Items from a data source
========

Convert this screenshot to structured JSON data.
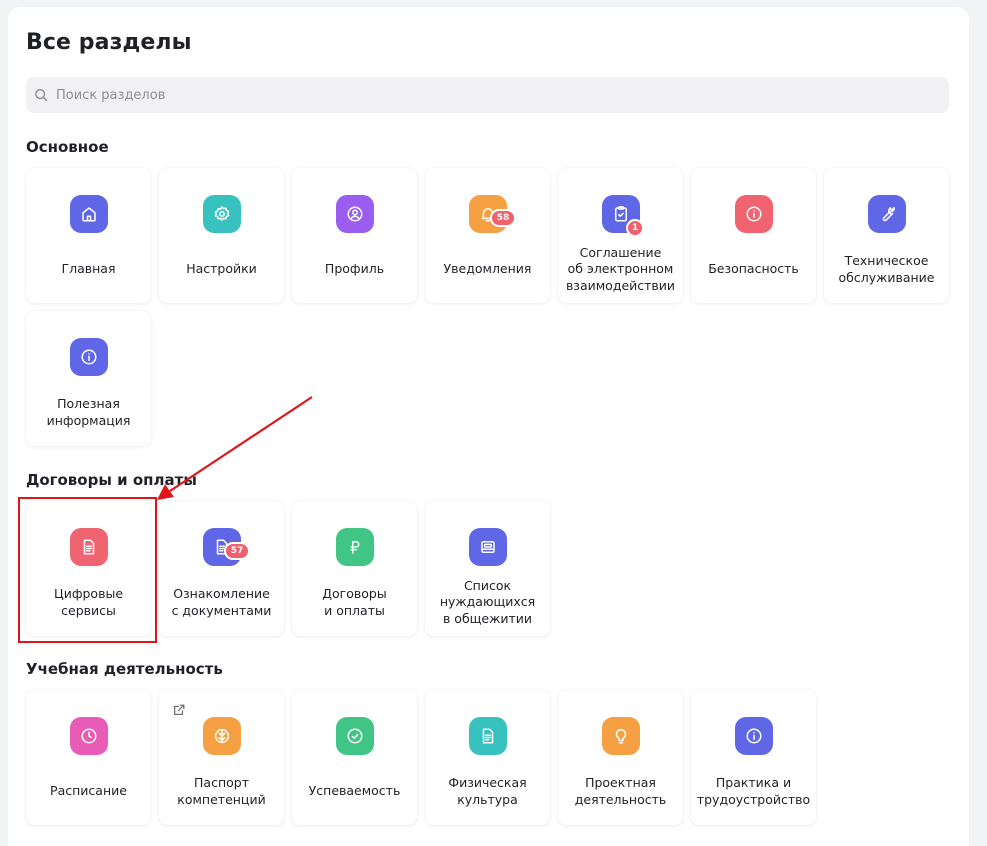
{
  "page": {
    "title": "Все разделы",
    "search_placeholder": "Поиск разделов"
  },
  "colors": {
    "indigo": "#6067e6",
    "teal": "#37c2c0",
    "purple": "#9b5cf0",
    "orange": "#f4a043",
    "red": "#ef6470",
    "green": "#41c586",
    "pink": "#e85bb6",
    "badge": "#f0616e",
    "annotation": "#e0141c"
  },
  "sections": [
    {
      "title": "Основное",
      "items": [
        {
          "label": "Главная",
          "icon": "home-icon"
        },
        {
          "label": "Настройки",
          "icon": "gear-icon"
        },
        {
          "label": "Профиль",
          "icon": "user-circle-icon"
        },
        {
          "label": "Уведомления",
          "icon": "bell-icon",
          "badge": "58"
        },
        {
          "label": "Соглашение\nоб электронном\nвзаимодействии",
          "icon": "clipboard-check-icon",
          "badge": "1"
        },
        {
          "label": "Безопасность",
          "icon": "info-icon"
        },
        {
          "label": "Техническое\nобслуживание",
          "icon": "wrench-icon"
        },
        {
          "label": "Полезная\nинформация",
          "icon": "info-icon"
        }
      ]
    },
    {
      "title": "Договоры и оплаты",
      "items": [
        {
          "label": "Цифровые\nсервисы",
          "icon": "document-icon"
        },
        {
          "label": "Ознакомление\nс документами",
          "icon": "document-icon",
          "badge": "57"
        },
        {
          "label": "Договоры\nи оплаты",
          "icon": "ruble-icon"
        },
        {
          "label": "Список\nнуждающихся\nв общежитии",
          "icon": "bed-icon"
        }
      ]
    },
    {
      "title": "Учебная деятельность",
      "items": [
        {
          "label": "Расписание",
          "icon": "clock-icon"
        },
        {
          "label": "Паспорт\nкомпетенций",
          "icon": "brain-icon",
          "external_icon": "external-link-icon"
        },
        {
          "label": "Успеваемость",
          "icon": "check-circle-icon"
        },
        {
          "label": "Физическая\nкультура",
          "icon": "document-icon"
        },
        {
          "label": "Проектная\nдеятельность",
          "icon": "lightbulb-icon"
        },
        {
          "label": "Практика и\nтрудоустройство",
          "icon": "info-icon"
        }
      ]
    }
  ]
}
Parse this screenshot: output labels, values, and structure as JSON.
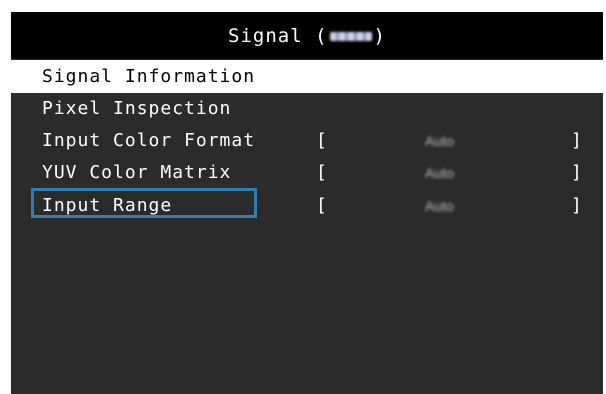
{
  "menu": {
    "title_prefix": "Signal (",
    "title_suffix": ")",
    "title_redacted_icon": "blurred-text"
  },
  "rows": [
    {
      "label": "Signal Information",
      "selected": true
    },
    {
      "label": "Pixel Inspection"
    },
    {
      "label": "Input Color Format",
      "open": "[",
      "value": "Auto",
      "close": "]"
    },
    {
      "label": "YUV Color Matrix",
      "open": "[",
      "value": "Auto",
      "close": "]"
    },
    {
      "label": "Input Range",
      "open": "[",
      "value": "Auto",
      "close": "]",
      "focused": true
    }
  ],
  "colors": {
    "background": "#2b2b2b",
    "title_bar": "#000000",
    "selected_row": "#ffffff",
    "focus_border": "#2d7fb5"
  }
}
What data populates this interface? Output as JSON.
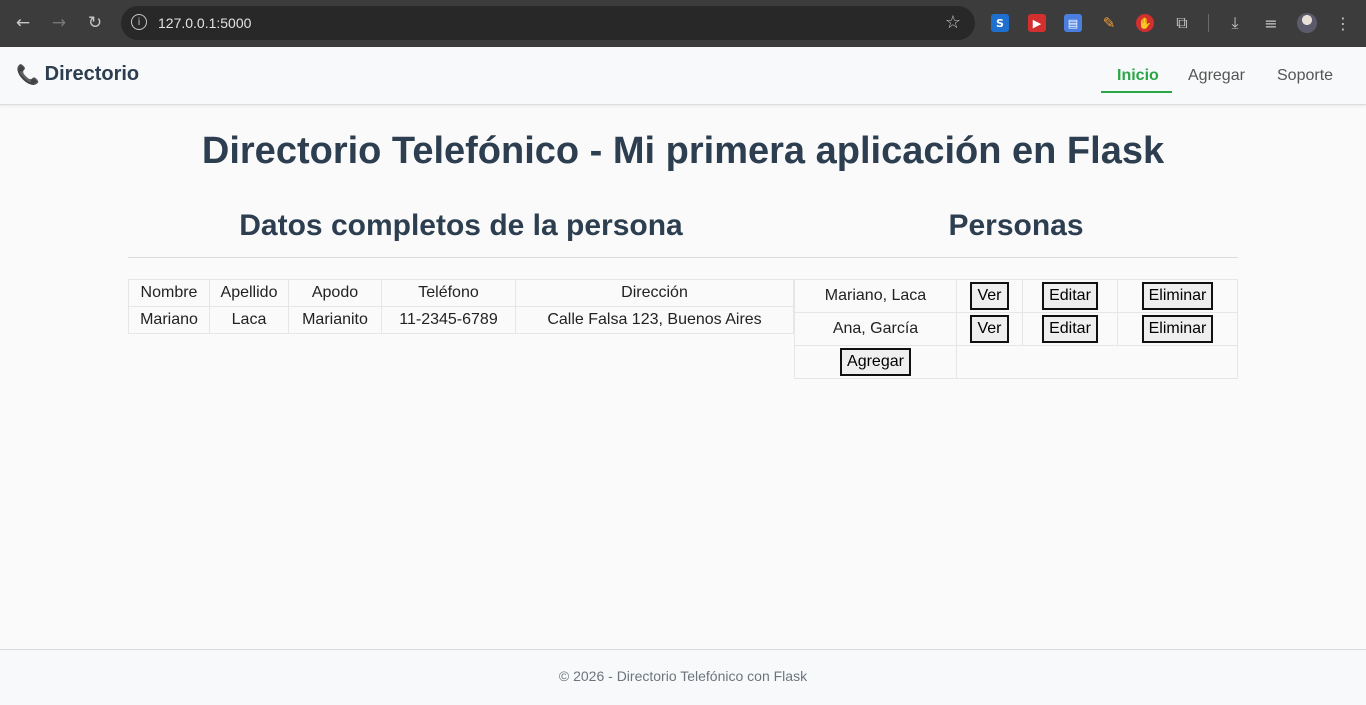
{
  "browser": {
    "url": "127.0.0.1:5000",
    "icons": [
      "back-icon",
      "forward-icon",
      "reload-icon",
      "site-info-icon",
      "bookmark-star-icon",
      "download-icon",
      "media-control-icon",
      "profile-avatar",
      "more-menu-icon"
    ],
    "extensions": [
      "s-extension-icon",
      "video-extension-icon",
      "docs-extension-icon",
      "pen-extension-icon",
      "hand-extension-icon",
      "puzzle-extensions-icon"
    ]
  },
  "navbar": {
    "brand_icon": "📞",
    "brand": "Directorio",
    "links": [
      {
        "label": "Inicio",
        "active": true
      },
      {
        "label": "Agregar",
        "active": false
      },
      {
        "label": "Soporte",
        "active": false
      }
    ],
    "active_color": "#28a745"
  },
  "main": {
    "title": "Directorio Telefónico - Mi primera aplicación en Flask",
    "details_heading": "Datos completos de la persona",
    "people_heading": "Personas"
  },
  "details": {
    "headers": [
      "Nombre",
      "Apellido",
      "Apodo",
      "Teléfono",
      "Dirección"
    ],
    "row": [
      "Mariano",
      "Laca",
      "Marianito",
      "11-2345-6789",
      "Calle Falsa 123, Buenos Aires"
    ]
  },
  "people": {
    "rows": [
      {
        "name": "Mariano, Laca",
        "view": "Ver",
        "edit": "Editar",
        "delete": "Eliminar"
      },
      {
        "name": "Ana, García",
        "view": "Ver",
        "edit": "Editar",
        "delete": "Eliminar"
      }
    ],
    "add_label": "Agregar"
  },
  "footer": {
    "text": "© 2026 - Directorio Telefónico con Flask"
  }
}
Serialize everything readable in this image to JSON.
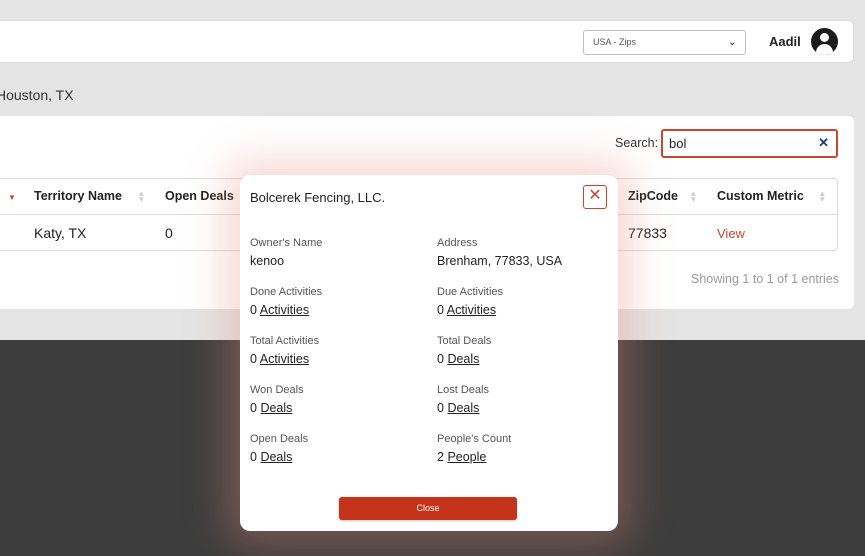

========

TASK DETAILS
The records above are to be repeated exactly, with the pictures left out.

WRITTEN RESPONSE
Convert this screenshot to structured JSON data.
{
  "page": {
    "title": "Все разделы",
    "search_placeholder": "Поиск разделов"
  },
  "colors": {
    "indigo": "#6067e6",
    "teal": "#37c2c0",
    "purple": "#9b5cf0",
    "orange": "#f4a043",
    "red": "#ef6470",
    "green": "#41c586",
    "pink": "#e85bb6",
    "badge": "#f0616e",
    "annotation": "#e0141c"
  },
  "sections": [
    {
      "title": "Основное",
      "items": [
        {
          "label": "Главная",
          "icon": "home-icon"
        },
        {
          "label": "Настройки",
          "icon": "gear-icon"
        },
        {
          "label": "Профиль",
          "icon": "user-circle-icon"
        },
        {
          "label": "Уведомления",
          "icon": "bell-icon",
          "badge": "58"
        },
        {
          "label": "Соглашение\nоб электронном\nвзаимодействии",
          "icon": "clipboard-check-icon",
          "badge": "1"
        },
        {
          "label": "Безопасность",
          "icon": "info-icon"
        },
        {
          "label": "Техническое\nобслуживание",
          "icon": "wrench-icon"
        },
        {
          "label": "Полезная\nинформация",
          "icon": "info-icon"
        }
      ]
    },
    {
      "title": "Договоры и оплаты",
      "items": [
        {
          "label": "Цифровые\nсервисы",
          "icon": "document-icon"
        },
        {
          "label": "Ознакомление\nс документами",
          "icon": "document-icon",
          "badge": "57"
        },
        {
          "label": "Договоры\nи оплаты",
          "icon": "ruble-icon"
        },
        {
          "label": "Список\nнуждающихся\nв общежитии",
          "icon": "bed-icon"
        }
      ]
    },
    {
      "title": "Учебная деятельность",
      "items": [
        {
          "label": "Расписание",
          "icon": "clock-icon"
        },
        {
          "label": "Паспорт\nкомпетенций",
          "icon": "brain-icon",
          "external_icon": "external-link-icon"
        },
        {
          "label": "Успеваемость",
          "icon": "check-circle-icon"
        },
        {
          "label": "Физическая\nкультура",
          "icon": "document-icon"
        },
        {
          "label": "Проектная\nдеятельность",
          "icon": "lightbulb-icon"
        },
        {
          "label": "Практика и\nтрудоустройство",
          "icon": "info-icon"
        }
      ]
    }
  ]
}
Parse this screenshot: output labels, values, and structure as JSON.
{
  "menu": {
    "title_prefix": "Signal (",
    "title_suffix": ")",
    "title_redacted_icon": "blurred-text"
  },
  "rows": [
    {
      "label": "Signal Information",
      "selected": true
    },
    {
      "label": "Pixel Inspection"
    },
    {
      "label": "Input Color Format",
      "open": "[",
      "value": "Auto",
      "close": "]"
    },
    {
      "label": "YUV Color Matrix",
      "open": "[",
      "value": "Auto",
      "close": "]"
    },
    {
      "label": "Input Range",
      "open": "[",
      "value": "Auto",
      "close": "]",
      "focused": true
    }
  ],
  "colors": {
    "background": "#2b2b2b",
    "title_bar": "#000000",
    "selected_row": "#ffffff",
    "focus_border": "#2d7fb5"
  }
}
What data populates this interface? Output as JSON.
{
  "browser": {
    "url": "127.0.0.1:5000",
    "icons": [
      "back-icon",
      "forward-icon",
      "reload-icon",
      "site-info-icon",
      "bookmark-star-icon",
      "download-icon",
      "media-control-icon",
      "profile-avatar",
      "more-menu-icon"
    ],
    "extensions": [
      "s-extension-icon",
      "video-extension-icon",
      "docs-extension-icon",
      "pen-extension-icon",
      "hand-extension-icon",
      "puzzle-extensions-icon"
    ]
  },
  "navbar": {
    "brand_icon": "📞",
    "brand": "Directorio",
    "links": [
      {
        "label": "Inicio",
        "active": true
      },
      {
        "label": "Agregar",
        "active": false
      },
      {
        "label": "Soporte",
        "active": false
      }
    ],
    "active_color": "#28a745"
  },
  "main": {
    "title": "Directorio Telefónico - Mi primera aplicación en Flask",
    "details_heading": "Datos completos de la persona",
    "people_heading": "Personas"
  },
  "details": {
    "headers": [
      "Nombre",
      "Apellido",
      "Apodo",
      "Teléfono",
      "Dirección"
    ],
    "row": [
      "Mariano",
      "Laca",
      "Marianito",
      "11-2345-6789",
      "Calle Falsa 123, Buenos Aires"
    ]
  },
  "people": {
    "rows": [
      {
        "name": "Mariano, Laca",
        "view": "Ver",
        "edit": "Editar",
        "delete": "Eliminar"
      },
      {
        "name": "Ana, García",
        "view": "Ver",
        "edit": "Editar",
        "delete": "Eliminar"
      }
    ],
    "add_label": "Agregar"
  },
  "footer": {
    "text": "© 2026 - Directorio Telefónico con Flask"
  }
}
Serialize everything readable in this image to JSON.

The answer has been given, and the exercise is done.